MAN IN BLUE SHIRT: I think there was a lot of voter fraud. It's done been proven. There's been people that voted that's been dead 15 years! I think it's more the mail-in ballots. You don't know how much of those that were duplicated and triplicated, the whole bit.

MAN IN DARK SHIRT: Look how many dead people voted for Biden!

KOPPEL: Tell me what you think happened Jan. 6 at Congress.

MAN WITH AMERICAN FLAG ON SHIRT: They show truckloads of people that they were bringing in for this. It was all staged, and that's how that started. They even showed pictures of it from the news of all these vehicles with all these BLM people.

WOMAN IN PINK: I think it was staged. We've been to a lot of Trump rallies. I don't know why they're focusing on that one issue when there are cities being burned down every day by protestors that's supposed to be peaceful.

WOMAN IN BURNT ORANGE TOP: We don't even watch the news on TV any more. We don't feel like we are being told the truth. We find our truth in other ways, and I won't say what those other ways are, but I feel we're not being told the truth because we're trying to be swayed in a direction that we know is not the right direction.

KOPPEL: When President Trump talked about the press being the enemy of the people --

WOMAN IN BURNT ORANGE TOP: They are. I love President Trump. I love that man, I do.

WOMAN IN PINK TOP: I just hope that when this airs, it won't show southerners as a bunch of dumb idiots like so many parts of the country do. We have a lot of love in our hearts.

Their hearts might be filled with love, but their minds are full of lies.

Poisonous lies that have resulted in new voter suppression laws in multiple states, and caused Republican congressional members to oppose an investigation into the first siege of the U.S. Capitol since 1814. Republican politicians are catering to people – "the base" – who don't, and won't, accept the truth.
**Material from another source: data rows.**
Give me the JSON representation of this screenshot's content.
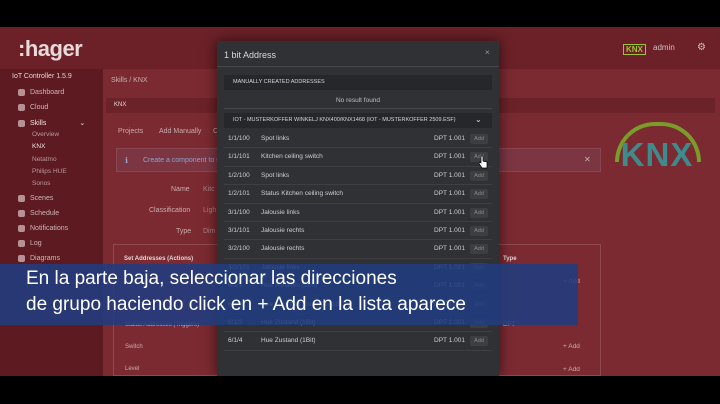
{
  "app": {
    "brand": ":hager",
    "controller_title": "IoT Controller 1.5.9",
    "user": "admin",
    "knx_badge": "KNX"
  },
  "sidebar": {
    "items": [
      {
        "label": "Dashboard"
      },
      {
        "label": "Cloud"
      },
      {
        "label": "Skills"
      },
      {
        "label": "Scenes"
      },
      {
        "label": "Schedule"
      },
      {
        "label": "Notifications"
      },
      {
        "label": "Log"
      },
      {
        "label": "Diagrams"
      }
    ],
    "skills_sub": [
      "Overview",
      "KNX",
      "Netatmo",
      "Philips HUE",
      "Sonos"
    ]
  },
  "main": {
    "breadcrumb": "Skills  /  KNX",
    "card_title": "KNX",
    "tabs": [
      "Projects",
      "Add Manually",
      "C"
    ],
    "info_text": "Create a component to s",
    "fields": [
      {
        "label": "Name",
        "value": "Kitc"
      },
      {
        "label": "Classification",
        "value": "Ligh"
      },
      {
        "label": "Type",
        "value": "Dim"
      }
    ],
    "section_title": "Set Addresses (Actions)",
    "type_col": "Type",
    "section_rows": [
      "Status Addresses (Triggers)",
      "Switch",
      "Level"
    ],
    "side_dpt": "DPT",
    "add_label": "+ Add"
  },
  "modal": {
    "title": "1 bit Address",
    "close": "×",
    "manual_header": "MANUALLY CREATED ADDRESSES",
    "no_result": "No result found",
    "project_select": "IOT - MUSTERKOFFER WINKELJ KNX400/KNX1468 (IOT - MUSTERKOFFER 2509.ESF)",
    "rows": [
      {
        "addr": "1/1/100",
        "name": "Spot links",
        "dpt": "DPT 1.001",
        "action": "Add"
      },
      {
        "addr": "1/1/101",
        "name": "Kitchen ceiling switch",
        "dpt": "DPT 1.001",
        "action": "Add"
      },
      {
        "addr": "1/2/100",
        "name": "Spot links",
        "dpt": "DPT 1.001",
        "action": "Add"
      },
      {
        "addr": "1/2/101",
        "name": "Status Kitchen ceiling switch",
        "dpt": "DPT 1.001",
        "action": "Add"
      },
      {
        "addr": "3/1/100",
        "name": "Jalousie links",
        "dpt": "DPT 1.001",
        "action": "Add"
      },
      {
        "addr": "3/1/101",
        "name": "Jalousie rechts",
        "dpt": "DPT 1.001",
        "action": "Add"
      },
      {
        "addr": "3/2/100",
        "name": "Jalousie rechts",
        "dpt": "DPT 1.001",
        "action": "Add"
      },
      {
        "addr": "3/2/101",
        "name": "Jalousie links",
        "dpt": "DPT 1.001",
        "action": "Add"
      },
      {
        "addr": "6/1/1",
        "name": "Hue Schalten (1Bit)",
        "dpt": "DPT 1.001",
        "action": "Add"
      },
      {
        "addr": "6/1/2",
        "name": "Hue Schalten Ein / Aus (1Bit)",
        "dpt": "DPT 1.001",
        "action": "Add"
      },
      {
        "addr": "6/1/3",
        "name": "Hue Zustand (1Bit)",
        "dpt": "DPT 1.001",
        "action": "Add"
      },
      {
        "addr": "6/1/4",
        "name": "Hue Zustand (1Bit)",
        "dpt": "DPT 1.001",
        "action": "Add"
      }
    ]
  },
  "knx_logo": {
    "text": "KNX",
    "arc_color": "#7a9c2b",
    "text_color": "#3f8a8c"
  },
  "subtitle": {
    "line1": "En la parte baja, seleccionar las direcciones",
    "line2": "de grupo haciendo click en + Add en la lista aparece"
  },
  "colors": {
    "accent": "#6b2127",
    "modal_bg": "#303134",
    "subtitle_bg": "#203c80"
  }
}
Republican politicians are enabling and empowering people who unwittingly are living in a disturbing alternate reality, instead of serving the greater good of this great nation.

Listen closely to Koppel's commentary on the story:

"It's a little bizarre. It (The Andy Griffith Show) went off the air more than 50 years ago. It captured a reality that never was …

Mayberry is where 30 million Americans went to escape reality (in the 1960s) – which is why it's strange to find so many people a half of a century later searching for what made America great in a copy of a town that never was."

Near the end of the story, The Woman In The Pink Top pleaded with Koppel, "We love our fellow man. And if the rest of the country felt like that, it would be a better place."

No, this country would be a better place if all people got their information from hard-working journalists who search for—and report—only the facts every day.

This country would be a better place if all citizens shared and agreed upon the same basic facts, reality grounded in truth.

People are entitled to their own opinions, even the Fox News stars. But not their own facts.

Updated: September 23, 2021 at 8:22 AM EDT
This story has been updated.